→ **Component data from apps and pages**
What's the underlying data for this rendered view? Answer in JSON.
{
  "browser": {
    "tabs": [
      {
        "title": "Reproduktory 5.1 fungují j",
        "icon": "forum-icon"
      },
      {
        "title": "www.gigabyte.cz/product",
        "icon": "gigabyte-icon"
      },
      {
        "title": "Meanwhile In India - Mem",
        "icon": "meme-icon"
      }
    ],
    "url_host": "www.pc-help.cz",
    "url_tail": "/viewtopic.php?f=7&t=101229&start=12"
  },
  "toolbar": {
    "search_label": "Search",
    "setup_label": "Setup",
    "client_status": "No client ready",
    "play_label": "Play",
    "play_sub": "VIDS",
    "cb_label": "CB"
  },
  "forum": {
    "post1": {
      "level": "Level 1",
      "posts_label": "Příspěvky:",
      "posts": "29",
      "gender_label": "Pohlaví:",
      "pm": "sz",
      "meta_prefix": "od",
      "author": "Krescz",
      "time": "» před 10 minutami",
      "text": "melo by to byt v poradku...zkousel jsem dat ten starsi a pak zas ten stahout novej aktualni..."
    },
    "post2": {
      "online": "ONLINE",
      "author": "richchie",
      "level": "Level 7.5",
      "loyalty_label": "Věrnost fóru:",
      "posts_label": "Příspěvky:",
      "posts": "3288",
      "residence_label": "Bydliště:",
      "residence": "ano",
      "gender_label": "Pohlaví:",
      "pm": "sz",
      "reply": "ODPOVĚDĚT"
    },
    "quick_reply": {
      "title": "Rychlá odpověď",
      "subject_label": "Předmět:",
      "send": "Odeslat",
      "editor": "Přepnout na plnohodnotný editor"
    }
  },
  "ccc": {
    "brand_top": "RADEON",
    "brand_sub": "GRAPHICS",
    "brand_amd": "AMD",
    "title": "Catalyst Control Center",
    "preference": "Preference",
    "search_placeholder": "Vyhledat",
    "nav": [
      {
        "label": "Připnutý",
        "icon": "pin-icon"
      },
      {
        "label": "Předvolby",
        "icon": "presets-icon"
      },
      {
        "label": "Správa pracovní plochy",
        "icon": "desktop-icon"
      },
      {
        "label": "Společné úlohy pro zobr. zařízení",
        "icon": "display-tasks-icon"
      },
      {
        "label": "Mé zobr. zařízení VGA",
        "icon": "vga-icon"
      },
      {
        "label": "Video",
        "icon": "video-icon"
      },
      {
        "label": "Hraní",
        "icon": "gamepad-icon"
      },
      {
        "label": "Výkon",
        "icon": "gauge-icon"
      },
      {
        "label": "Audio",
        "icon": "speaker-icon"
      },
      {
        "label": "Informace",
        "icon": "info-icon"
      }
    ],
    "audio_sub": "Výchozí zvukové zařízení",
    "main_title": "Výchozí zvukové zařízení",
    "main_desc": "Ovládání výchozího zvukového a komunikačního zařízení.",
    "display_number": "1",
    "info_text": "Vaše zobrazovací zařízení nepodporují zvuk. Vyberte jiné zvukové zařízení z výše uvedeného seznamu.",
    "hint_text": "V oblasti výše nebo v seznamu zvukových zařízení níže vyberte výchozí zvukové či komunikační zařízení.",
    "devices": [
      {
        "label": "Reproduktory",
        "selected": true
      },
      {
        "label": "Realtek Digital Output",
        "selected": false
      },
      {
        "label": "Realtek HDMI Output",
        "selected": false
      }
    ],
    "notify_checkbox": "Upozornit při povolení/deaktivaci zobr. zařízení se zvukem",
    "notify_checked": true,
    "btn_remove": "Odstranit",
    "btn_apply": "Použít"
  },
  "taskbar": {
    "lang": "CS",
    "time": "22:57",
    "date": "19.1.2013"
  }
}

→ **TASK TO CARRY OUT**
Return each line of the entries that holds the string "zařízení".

→ **COMPLETED TASK**
        "label": "Společné úlohy pro zobr. zařízení",
        "label": "Mé zobr. zařízení VGA",
    "audio_sub": "Výchozí zvukové zařízení",
    "main_title": "Výchozí zvukové zařízení",
    "main_desc": "Ovládání výchozího zvukového a komunikačního zařízení.",
    "info_text": "Vaše zobrazovací zařízení nepodporují zvuk. Vyberte jiné zvukové zařízení z výše uvedeného seznamu.",
    "hint_text": "V oblasti výše nebo v seznamu zvukových zařízení níže vyberte výchozí zvukové či komunikační zařízení.",
    "notify_checkbox": "Upozornit při povolení/deaktivaci zobr. zařízení se zvukem",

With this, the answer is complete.